“All projects begin with a research stage where I try to learn as much as possible about the client, brief and site to help develop a narrative/ concept that will inform the design direction. I then use a combination of imagery, drawings, 3d modelling and material palette explorations to create an initial concept presentation. Once this information is reviewed with the client, I refine the concept and begin to add more detail to the design. It’s important for me that each design feels unique, reflecting each client or brand’s distinct personality.”
“I think Australia’s sunny climate and saturated light coupled with our sense of playfulness contributes to a unique feeling of openness, energy and connection to nature that pervades many local projects. How light is tamed and harnessed plays a big role in Australian design. Currently I also believe there’s a real interest in the ‘feeling’ of a home and this unique feeling is achieved through inventive material combinations and more layered designs in addition to a renewed emphasis on the flow of spaces and on how they are used. Clients don’t want generic spaces anymore. There also seems to be a resurgence of traditional materials such as brick, timber and concrete as architects and designers are introducing more curves and fluidity into their work.”
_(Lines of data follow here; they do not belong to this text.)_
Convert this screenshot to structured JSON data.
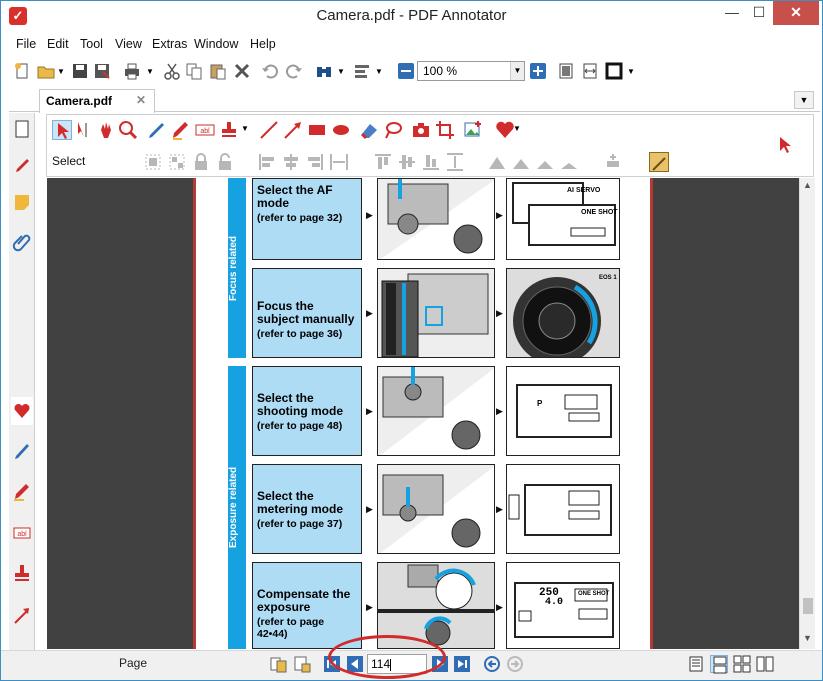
{
  "window": {
    "title": "Camera.pdf - PDF Annotator",
    "controls": [
      "minimize",
      "maximize",
      "close"
    ]
  },
  "menu": [
    "File",
    "Edit",
    "Tool",
    "View",
    "Extras",
    "Window",
    "Help"
  ],
  "toolbar": {
    "zoom_value": "100 %"
  },
  "tabs": {
    "active": "Camera.pdf",
    "close_glyph": "✕"
  },
  "annotation_toolbar": {
    "select_label": "Select"
  },
  "document": {
    "sections": [
      {
        "label": "Focus related"
      },
      {
        "label": "Exposure related"
      }
    ],
    "rows": [
      {
        "title": "Select the AF mode",
        "ref": "(refer to page 32)",
        "lcd1": "AI SERVO",
        "lcd2": "ONE SHOT"
      },
      {
        "title": "Focus the subject manually",
        "ref": "(refer to page 36)",
        "lcd1": "EOS 1"
      },
      {
        "title": "Select the shooting mode",
        "ref": "(refer to page 48)",
        "lcd1": "P"
      },
      {
        "title": "Select the metering mode",
        "ref": "(refer to page 37)"
      },
      {
        "title": "Compensate the exposure",
        "ref": "(refer to page 42•44)",
        "lcd1": "250",
        "lcd2": "4.0",
        "lcd3": "ONE SHOT"
      }
    ]
  },
  "status": {
    "label": "Page",
    "page_number": "114"
  },
  "colors": {
    "accent_blue": "#16a2e0",
    "annotation_red": "#d22b2b",
    "page_border": "#b63a33",
    "viewport_bg": "#414141"
  }
}
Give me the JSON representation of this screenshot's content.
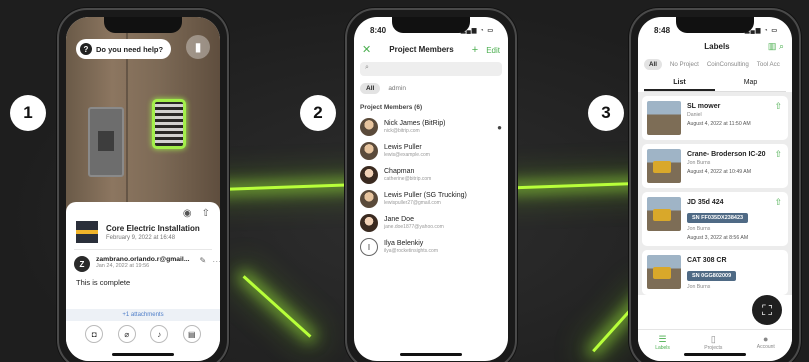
{
  "steps": [
    "1",
    "2",
    "3"
  ],
  "phone1": {
    "help_label": "Do you need help?",
    "installation_title": "Core Electric Installation",
    "installation_date": "February 9, 2022 at 16:48",
    "comment": {
      "author": "zambrano.orlando.r@gmail...",
      "author_initial": "Z",
      "time": "Jan 24, 2022 at 19:56",
      "text": "This is complete"
    },
    "attachments_label": "+1 attachments"
  },
  "phone2": {
    "time": "8:40",
    "title": "Project Members",
    "edit_label": "Edit",
    "search_placeholder": "",
    "filters": [
      "All",
      "admin"
    ],
    "section_label": "Project Members (6)",
    "members": [
      {
        "name": "Nick James (BitRip)",
        "email": "nick@bitrip.com",
        "style": "photo"
      },
      {
        "name": "Lewis Puller",
        "email": "lewis@example.com",
        "style": "photo"
      },
      {
        "name": " Chapman",
        "email": "catherine@bitrip.com",
        "style": "photo-f"
      },
      {
        "name": "Lewis Puller (SG Trucking)",
        "email": "lewispuller27@gmail.com",
        "style": "photo"
      },
      {
        "name": "Jane Doe",
        "email": "jane.doe1877@yahoo.com",
        "style": "photo-f"
      },
      {
        "name": "Ilya Belenkiy",
        "email": "ilya@rocketinsights.com",
        "style": "initial",
        "initial": "I"
      }
    ]
  },
  "phone3": {
    "time": "8:48",
    "title": "Labels",
    "project_filters": [
      "All",
      "No Project",
      "CoinConsulting",
      "Tool Acc"
    ],
    "segments": [
      "List",
      "Map"
    ],
    "labels": [
      {
        "title": "SL mower",
        "owner": "Daniel",
        "date": "August 4, 2022 at 11:50 AM",
        "sn": ""
      },
      {
        "title": "Crane- Broderson IC-20",
        "owner": "Jon Burns",
        "date": "August 4, 2022 at 10:49 AM",
        "sn": ""
      },
      {
        "title": "JD 35d 424",
        "owner": "Jon Burns",
        "date": "August 3, 2022 at 8:56 AM",
        "sn": "SN FF035DX238423"
      },
      {
        "title": "CAT 308 CR",
        "owner": "Jon Burns",
        "date": "",
        "sn": "SN 0GG802009"
      }
    ],
    "tabbar": [
      "Labels",
      "Projects",
      "Account"
    ]
  },
  "colors": {
    "accent": "#4caf50",
    "beam": "#b8ff3a",
    "background": "#242424"
  }
}
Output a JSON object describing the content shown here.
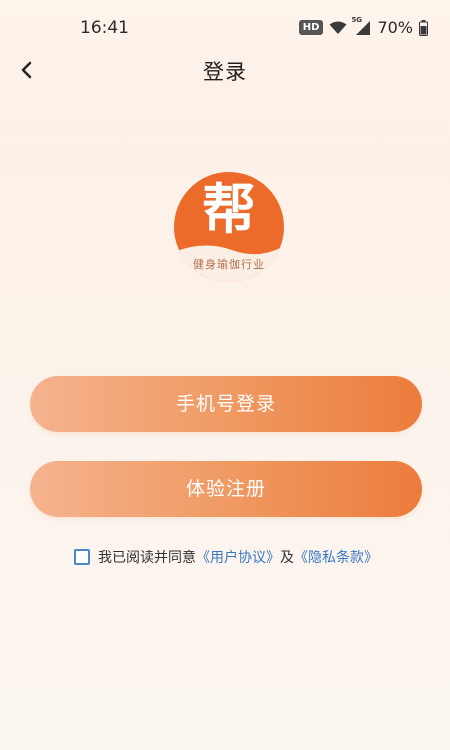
{
  "status_bar": {
    "time": "16:41",
    "hd_label": "HD",
    "network_label": "5G",
    "battery": "70%",
    "icons": [
      "wifi-icon",
      "cellular-signal-icon",
      "battery-icon"
    ]
  },
  "nav": {
    "title": "登录",
    "back_icon": "chevron-left-icon"
  },
  "logo": {
    "character": "帮",
    "subtitle": "健身瑜伽行业",
    "brand_color": "#ec6b2a"
  },
  "buttons": {
    "phone_login": "手机号登录",
    "register": "体验注册"
  },
  "agreement": {
    "checked": false,
    "prefix": "我已阅读并同意",
    "user_agreement": "《用户协议》",
    "conjunction": "及",
    "privacy_policy": "《隐私条款》",
    "link_color": "#3a78c2"
  },
  "colors": {
    "button_gradient_start": "#f5b38e",
    "button_gradient_end": "#ec7c3c",
    "background": "#fdf4ec"
  }
}
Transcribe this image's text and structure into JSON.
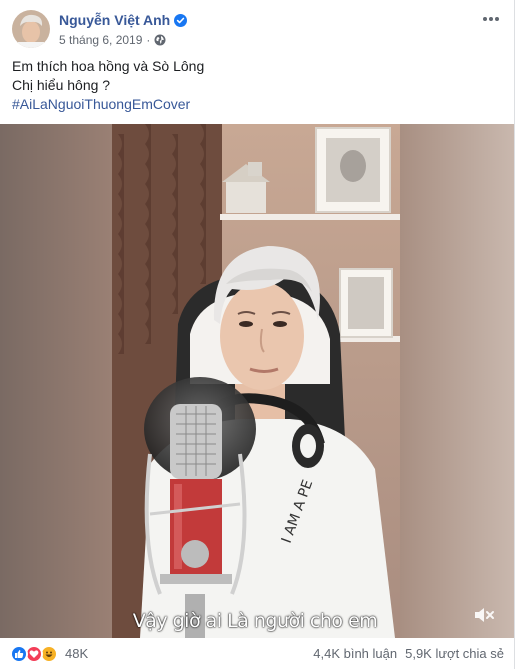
{
  "post": {
    "author": "Nguyễn Việt Anh",
    "date": "5 tháng 6, 2019",
    "separator": "·",
    "text_line1": "Em thích hoa hồng và Sò Lông",
    "text_line2": "Chị hiểu hông ?",
    "hashtag": "#AiLaNguoiThuongEmCover"
  },
  "video": {
    "caption": "Vậy giờ ai Là người cho em",
    "muted": true
  },
  "footer": {
    "reaction_count": "48K",
    "comments": "4,4K bình luận",
    "shares": "5,9K lượt chia sẻ"
  },
  "colors": {
    "link": "#385898",
    "verified": "#1877f2",
    "like": "#1877f2",
    "love": "#f33e58",
    "haha": "#f7b125"
  }
}
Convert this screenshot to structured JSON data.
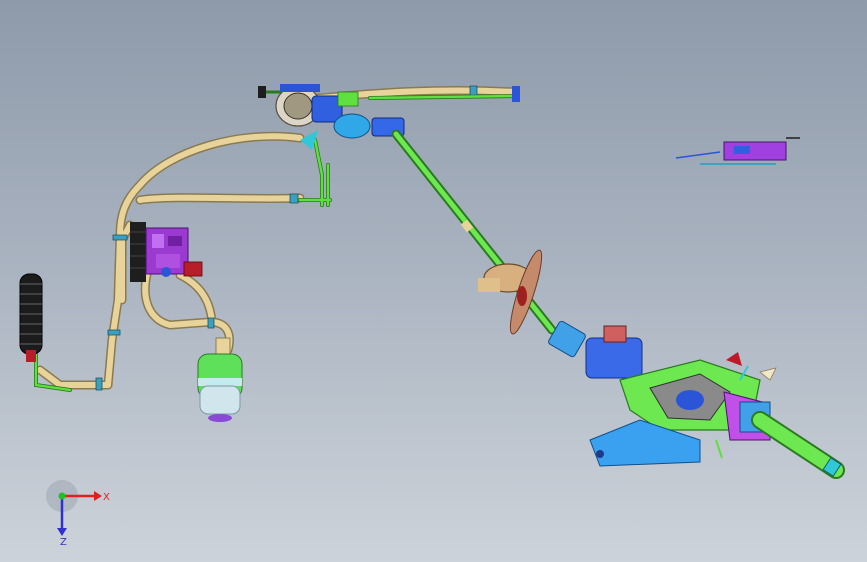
{
  "viewport": {
    "background_top": "#8e9aaa",
    "background_bottom": "#cdd3da"
  },
  "triad": {
    "x_label": "X",
    "z_label": "Z",
    "x_color": "#e02020",
    "y_color": "#20c020",
    "z_color": "#3030d0"
  },
  "model": {
    "hose_color": "#e8d49a",
    "pipe_color": "#60e040",
    "housing_color": "#2a55d8",
    "bracket_color": "#7bd84a",
    "module_color": "#9a3ad0",
    "accent_red": "#b81e2a",
    "dark_color": "#1e1e1e",
    "cyan_color": "#30c8d8",
    "icon": "steering-column-assembly-icon"
  }
}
”For the rest of this year I’m hoping to be able to enjoy more travel. While the island is a great place to live, you do need to have a decent stint off every so often. I’m also looking forward to watching my daughter Margaux learn to crawl. She’s not too far off at the moment!”